The move, announced at the RSA Conference 2013 here this week, might initially have been jarring to some in the channel community. Valentine, often perceived to be synonymous with unified threat management firm Fortinet Inc., had been the channel face of the company since he came on board in 2007.
However, Valentine was a likely a top candidate for Sophos for a lot of reasons – among them were his extensive network security experience coupled with demonstrated ability to align and grow channels.
Valentine started his career at Panasonic, but got his feet wet in networking security channels by holding senior roles WatchGuard, Inc. as well as SonicWall, now under the auspices of parent company Dell Inc.
But where Valentine truly made a name for himself was Fortinet. Most notably Valentine made his mark by expanding Fortinet’s sales and reach, putting it on the map as a fair, profitable, and easy-to-work with channel company that garnered the firm strong respect within the partner community.
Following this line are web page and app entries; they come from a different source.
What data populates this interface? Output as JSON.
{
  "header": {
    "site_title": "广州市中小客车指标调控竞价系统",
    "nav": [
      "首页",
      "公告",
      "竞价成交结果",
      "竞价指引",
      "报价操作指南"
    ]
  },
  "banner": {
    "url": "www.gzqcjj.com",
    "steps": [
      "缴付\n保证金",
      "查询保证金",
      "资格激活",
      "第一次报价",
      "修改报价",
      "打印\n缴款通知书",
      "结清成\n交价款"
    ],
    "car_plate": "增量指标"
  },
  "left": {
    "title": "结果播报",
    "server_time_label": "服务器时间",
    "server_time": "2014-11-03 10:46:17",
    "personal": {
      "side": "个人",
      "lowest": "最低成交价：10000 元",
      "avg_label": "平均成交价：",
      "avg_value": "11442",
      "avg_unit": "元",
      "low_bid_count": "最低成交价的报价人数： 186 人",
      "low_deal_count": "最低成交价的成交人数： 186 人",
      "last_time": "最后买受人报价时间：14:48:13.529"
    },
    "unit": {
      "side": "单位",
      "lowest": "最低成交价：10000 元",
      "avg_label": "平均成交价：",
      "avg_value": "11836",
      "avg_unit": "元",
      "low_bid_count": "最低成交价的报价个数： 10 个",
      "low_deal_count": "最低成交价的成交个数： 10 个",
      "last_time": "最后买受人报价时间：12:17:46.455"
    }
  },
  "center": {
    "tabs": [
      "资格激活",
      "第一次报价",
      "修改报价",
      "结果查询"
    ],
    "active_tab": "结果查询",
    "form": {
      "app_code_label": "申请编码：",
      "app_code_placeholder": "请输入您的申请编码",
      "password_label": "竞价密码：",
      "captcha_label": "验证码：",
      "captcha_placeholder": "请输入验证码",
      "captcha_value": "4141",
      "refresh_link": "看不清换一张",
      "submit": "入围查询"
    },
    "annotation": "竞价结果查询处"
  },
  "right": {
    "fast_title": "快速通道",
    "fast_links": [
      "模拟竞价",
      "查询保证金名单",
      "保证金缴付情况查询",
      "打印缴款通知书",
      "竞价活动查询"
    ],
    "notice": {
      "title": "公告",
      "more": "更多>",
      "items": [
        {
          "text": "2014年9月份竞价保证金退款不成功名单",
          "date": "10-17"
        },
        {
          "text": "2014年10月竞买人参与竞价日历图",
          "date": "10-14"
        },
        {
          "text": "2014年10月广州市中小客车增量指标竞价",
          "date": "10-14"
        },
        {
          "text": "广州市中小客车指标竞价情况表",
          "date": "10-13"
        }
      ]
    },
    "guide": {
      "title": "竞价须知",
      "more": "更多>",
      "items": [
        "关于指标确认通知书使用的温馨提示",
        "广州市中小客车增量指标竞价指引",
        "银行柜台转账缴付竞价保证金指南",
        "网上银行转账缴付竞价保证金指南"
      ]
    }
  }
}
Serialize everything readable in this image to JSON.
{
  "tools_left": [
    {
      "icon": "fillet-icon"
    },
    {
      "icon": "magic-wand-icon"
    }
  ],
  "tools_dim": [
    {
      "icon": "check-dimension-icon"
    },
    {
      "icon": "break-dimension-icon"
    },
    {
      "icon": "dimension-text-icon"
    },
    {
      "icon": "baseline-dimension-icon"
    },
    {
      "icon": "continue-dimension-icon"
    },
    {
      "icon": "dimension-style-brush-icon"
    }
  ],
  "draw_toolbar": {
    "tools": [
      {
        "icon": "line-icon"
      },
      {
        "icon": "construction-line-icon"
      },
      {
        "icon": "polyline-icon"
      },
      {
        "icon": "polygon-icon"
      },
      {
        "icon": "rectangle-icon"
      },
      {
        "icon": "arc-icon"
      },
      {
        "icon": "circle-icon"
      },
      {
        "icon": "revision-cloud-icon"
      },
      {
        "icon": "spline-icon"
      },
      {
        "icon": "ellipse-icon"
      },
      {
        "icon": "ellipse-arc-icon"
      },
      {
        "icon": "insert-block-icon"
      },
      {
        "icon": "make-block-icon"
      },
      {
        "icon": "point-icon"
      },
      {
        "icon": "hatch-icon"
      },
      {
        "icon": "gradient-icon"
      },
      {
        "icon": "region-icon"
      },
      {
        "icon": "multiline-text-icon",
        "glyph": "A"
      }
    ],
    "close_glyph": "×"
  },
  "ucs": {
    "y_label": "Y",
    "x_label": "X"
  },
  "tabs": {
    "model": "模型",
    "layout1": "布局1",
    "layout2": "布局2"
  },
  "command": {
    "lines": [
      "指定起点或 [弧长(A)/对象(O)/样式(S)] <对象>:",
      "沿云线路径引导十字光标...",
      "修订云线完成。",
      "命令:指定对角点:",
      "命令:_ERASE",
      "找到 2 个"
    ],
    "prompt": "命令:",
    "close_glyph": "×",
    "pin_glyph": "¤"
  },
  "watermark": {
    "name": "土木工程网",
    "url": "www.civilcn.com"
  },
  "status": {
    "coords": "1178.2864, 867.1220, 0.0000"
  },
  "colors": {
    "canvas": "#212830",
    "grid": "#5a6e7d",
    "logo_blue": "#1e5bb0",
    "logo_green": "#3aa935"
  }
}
During his tenure with the Sunnyvale, Calif.-based company, Valentine more than doubled channel revenue from $200 million to more than $500 million by the end of 2012.
Some of Valentine’s biggest accomplishments at the UTM firm included expanding its North American distribution network, signing on more than 700 new Americas partners and growing the internal channel team by more than 80 percent -- accomplishments that ultimately paved the way for its 2009 IPO.
And it’s possible that Sophos is vying to do the same.
The endpoint security firm expanded into the UTM space with the acquisition of Astaro in 2011. Since then, Sophos has made concerted efforts to revamp its channel in way that combines elements of the two programs, while attempting to bring more Astaro partners into the fold with new training, certification and incentives.
Sophos is still gaining credibility in the UTM space, although, perhaps ironically, faces stiff competition from Fortinet and other better established players. However, the UTM element provided by Astaro gives Sophos partners a bit of a leg up over competitors, with the ability to simultaneously supply both networking and endpoint security solutions for its mid-market and SMB customer base, which would prevent customers from looking elsewhere to satisfy those demands.
However, the company has faced mounting challenges in reconciling its high-touch software sales model with Astaro’s more independent channel model.
And that’s likely where Valentine’s channel acumen will come in. With a proven track record of channel expansion under his belt, Valentine might be just what Sophos needs to align both programs into a streamlined and profitable revenue engine. That in turn, will enable the company to further stretch its channel resources to identify new business and generate new revenue opportunities that will set the stage for future growth.
In light of Valentine’s history, which included overseeing a successful IPO, it’s possible that Sophos is laying the foundation to follow suit. But regardless, it’s likely that Sophos is looking to reconcile silo’d channels and accelerate growth via an empowered channel. To what end will become more clear over the next year.